Countless experts have suggested that Facebook can be a cost effective tool to market a business, sell a product or to promote a brand. It is very much true that little effort is required – and setting up a Facebook page is in fact far easier than building a website.
As a marketing tool it can allow users an easy way to connect with a potential audience very quickly. And that audience is truly massive.
According to the latest research from digital marketing firm Zephoria, as of June of this year there were 2.41 billion monthly active users (MAU), an 8% increase from the previous year; and 1.59 billion people on average log onto Facebook daily and could be considered daily active users (DAU). The average time spent per Facebook visit was reported to be 20 minutes, and 16 million local business pages had been created as of May 2013, a 100% increase from 8 million in June 2012.
For all of those reasons it is easy to see why Zephoria noted, “Facebook is simply too big to ignore as an on-going part of your digital marketing communications program.”
Clearly many businesses agree, as 42% of marketers reported that Facebook is critical or important to their business. Facebook – and social media in general – will likely continue to be an important part of marketing efforts, but the question will come down to how effective it is compared to the effort that goes into it.
Like To Like
One other point should also be called out from Zephoria’s study, notably: “on average, the Like and Share Buttons are viewed across almost 10 million websites daily.”
Posts on Facebook can also be liked and shared, and for years both have been seen as an indicator of the interest in said post.
There have even been serious discussions, tips and no shortage of suggestions on how users/businesses can get more likes on Facebook. “Experts” suggest creating engaging posts, posting often, using eye-catching images and being relevant.
When done correctly it is easy to get dozens, hundreds and even thousands of likes. For an individual that could be gratifying in itself, and for a business thousands of likes could be a key to success.
However, we should consider the value of a “like.”
For a business a like isn’t a sale, and while it might be rewarding that a business or brand is well liked that alone doesn’t matter if those likers aren’t actually customers. Likes don’t equate to sales, but likes also don’t even equate to engagement.
Perhaps that ability to “like” or “share” something is actually a problem. Each requires so little effort that far too much is liked, far too much is shared. It has resulted in a constant flow of information that is forgotten or passed over almost as quickly as it is shared.
Consider a business that posts a new product or event in its feed. The item may be liked hundreds or even thousands of times, which would suggest serious interest. However, it is actually akin to a “false positive” in that many who see it may have only passing interest but opt to “like” it because it is so easy to do so.
This has created a “like minded” mentality, where many people may even feel obligated to click that “like” button. For this reason in any marketing post that serves as a call to action, likes aren’t very good indicators of actual interest. Likes may not result in sales or even a click through to a website.
The problem can often be magnified as something gets more likes because of the follower mentality that social media has created.

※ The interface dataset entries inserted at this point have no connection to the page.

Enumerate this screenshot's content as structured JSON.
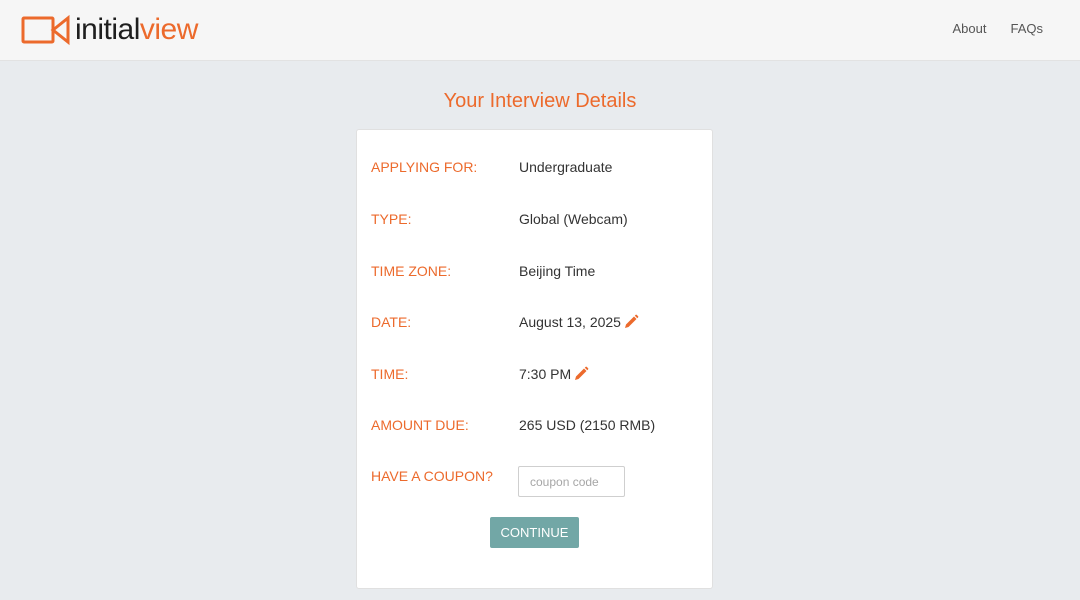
{
  "header": {
    "logo_initial": "initial",
    "logo_view": "view",
    "nav": [
      {
        "label": "About"
      },
      {
        "label": "FAQs"
      }
    ]
  },
  "main": {
    "title": "Your Interview Details",
    "details": [
      {
        "label": "APPLYING FOR:",
        "value": "Undergraduate"
      },
      {
        "label": "TYPE:",
        "value": "Global (Webcam)"
      },
      {
        "label": "TIME ZONE:",
        "value": "Beijing Time"
      },
      {
        "label": "DATE:",
        "value": "August 13, 2025"
      },
      {
        "label": "TIME:",
        "value": "7:30 PM"
      },
      {
        "label": "AMOUNT DUE:",
        "value": "265 USD (2150 RMB)"
      },
      {
        "label": "HAVE A COUPON?"
      }
    ],
    "coupon": {
      "placeholder": "coupon code",
      "value": ""
    },
    "continue_label": "CONTINUE"
  },
  "colors": {
    "accent": "#ec6a2c",
    "button": "#72a7a6",
    "background": "#e8ebee"
  },
  "icons": {
    "edit": "pencil-icon",
    "logo": "camera-icon"
  }
}
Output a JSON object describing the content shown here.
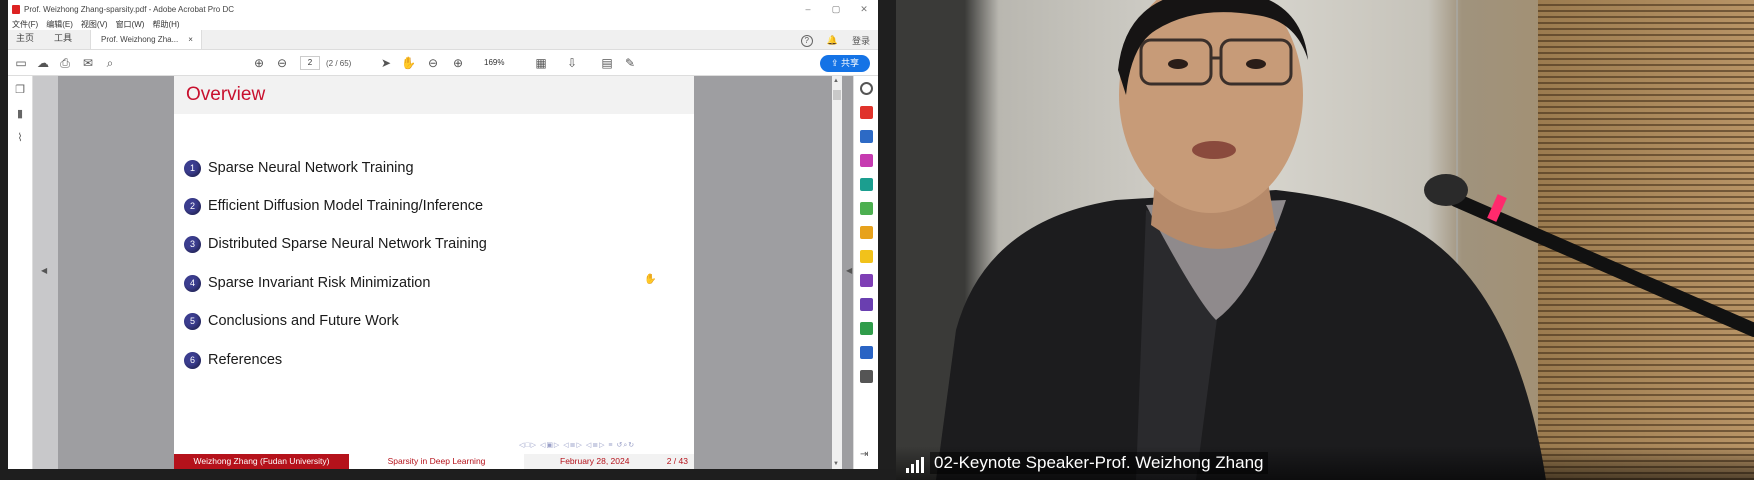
{
  "acrobat": {
    "title": "Prof. Weizhong Zhang-sparsity.pdf - Adobe Acrobat Pro DC",
    "menu": [
      "文件(F)",
      "编辑(E)",
      "视图(V)",
      "窗口(W)",
      "帮助(H)"
    ],
    "home_tab": "主页",
    "tools_tab": "工具",
    "doc_tab": "Prof. Weizhong Zha...",
    "doc_tab_close": "×",
    "login": "登录",
    "help": "?",
    "page_input": "2",
    "page_count": "(2 / 65)",
    "zoom": "169%",
    "share": "共享"
  },
  "slide": {
    "title": "Overview",
    "items": [
      {
        "num": "1",
        "text": "Sparse Neural Network Training"
      },
      {
        "num": "2",
        "text": "Efficient Diffusion Model Training/Inference"
      },
      {
        "num": "3",
        "text": "Distributed Sparse Neural Network Training"
      },
      {
        "num": "4",
        "text": "Sparse Invariant Risk Minimization"
      },
      {
        "num": "5",
        "text": "Conclusions and Future Work"
      },
      {
        "num": "6",
        "text": "References"
      }
    ],
    "footer": {
      "author": "Weizhong Zhang  (Fudan University)",
      "talk": "Sparsity in Deep Learning",
      "date": "February 28, 2024",
      "page": "2 / 43"
    }
  },
  "video": {
    "participant_label": "02-Keynote Speaker-Prof. Weizhong Zhang"
  },
  "colors": {
    "slide_red": "#c8102e",
    "footer_red": "#b5121b",
    "bullet_blue": "#3b3d8f",
    "share_blue": "#1473e6"
  }
}
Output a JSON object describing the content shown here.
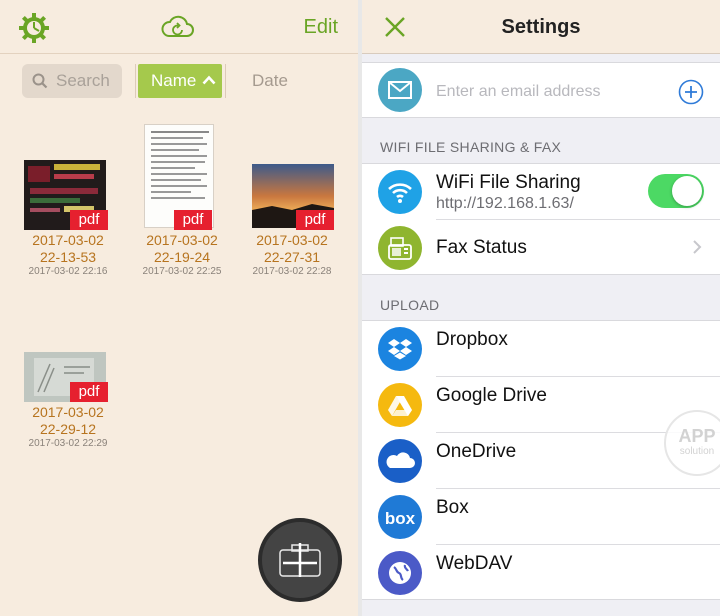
{
  "left": {
    "edit_label": "Edit",
    "search_placeholder": "Search",
    "sort": {
      "name_label": "Name",
      "date_label": "Date",
      "active": "Name",
      "direction": "ascending"
    },
    "files": [
      {
        "name_line1": "2017-03-02",
        "name_line2": "22-13-53",
        "date": "2017-03-02 22:16",
        "badge": "pdf"
      },
      {
        "name_line1": "2017-03-02",
        "name_line2": "22-19-24",
        "date": "2017-03-02 22:25",
        "badge": "pdf"
      },
      {
        "name_line1": "2017-03-02",
        "name_line2": "22-27-31",
        "date": "2017-03-02 22:28",
        "badge": "pdf"
      },
      {
        "name_line1": "2017-03-02",
        "name_line2": "22-29-12",
        "date": "2017-03-02 22:29",
        "badge": "pdf"
      }
    ],
    "icons": {
      "settings": "gear-icon",
      "sync": "cloud-sync-icon",
      "add": "camera-plus-icon"
    }
  },
  "right": {
    "title": "Settings",
    "email": {
      "placeholder": "Enter an email address",
      "value": ""
    },
    "wifi_section": {
      "header": "WIFI FILE SHARING & FAX",
      "wifi_label": "WiFi File Sharing",
      "wifi_url": "http://192.168.1.63/",
      "wifi_enabled": true,
      "fax_label": "Fax Status"
    },
    "upload_section": {
      "header": "UPLOAD",
      "items": [
        {
          "label": "Dropbox",
          "icon": "dropbox-icon"
        },
        {
          "label": "Google Drive",
          "icon": "google-drive-icon"
        },
        {
          "label": "OneDrive",
          "icon": "onedrive-icon"
        },
        {
          "label": "Box",
          "icon": "box-icon"
        },
        {
          "label": "WebDAV",
          "icon": "globe-icon"
        }
      ]
    },
    "watermark": {
      "line1": "APP",
      "line2": "solution"
    }
  },
  "colors": {
    "accent_green": "#6aa525",
    "sort_active": "#a5c94c",
    "pdf_badge": "#e6202f",
    "file_name": "#b7741f",
    "toggle_on": "#4cd964",
    "ios_blue": "#2f7bd8"
  }
}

In other words, a post that has thousands of likes could get even more likes because people want to be included.
Even Facebook has seen the problem with the Like counter on the news feed and could soon hide the number.
It could be argued that a “share” would seem a far more effective gauge of actual interest, and could also spread the message, but yet still may not actually do much beyond that.
There are options to promote or “boost” a post, and to send it out to those with similar interests, but again this may just result in more likes and few sales or little engagement.
The reason is that Facebook, with its billions of users, is actually too big of a market to crack. A boosted post that goes out to 10,000 or even 100,000 is unlikely to hit the target audience effectively. Major brands could spend the money to reach the masses, as they already do via traditional advertising and marketing efforts, but for small businesses and niche brands such promotions are unlikely to have a meaningful ROI (return on investment).
“Social media killed traditional media, and has turned its gun on itself,” warned social media consultant Lon Safko, author of The Social Media Bible.
“Social media marketing doesn’t work anymore,” he added. “You can pay for the click thru, but no one clicks. They will never leave Facebook to go to your web page.”
Safko explained that social media does have its benefits and businesses – especially small and independent businesses – should have a Facebook presence. However, marketing efforts on social media should be in line with other traditional forms of marketing.
“The only conclusion is to do everything and see if anything works,” Safko noted. “If anyone says they have a secret on how to use Social Media to effectively market, they are lying.”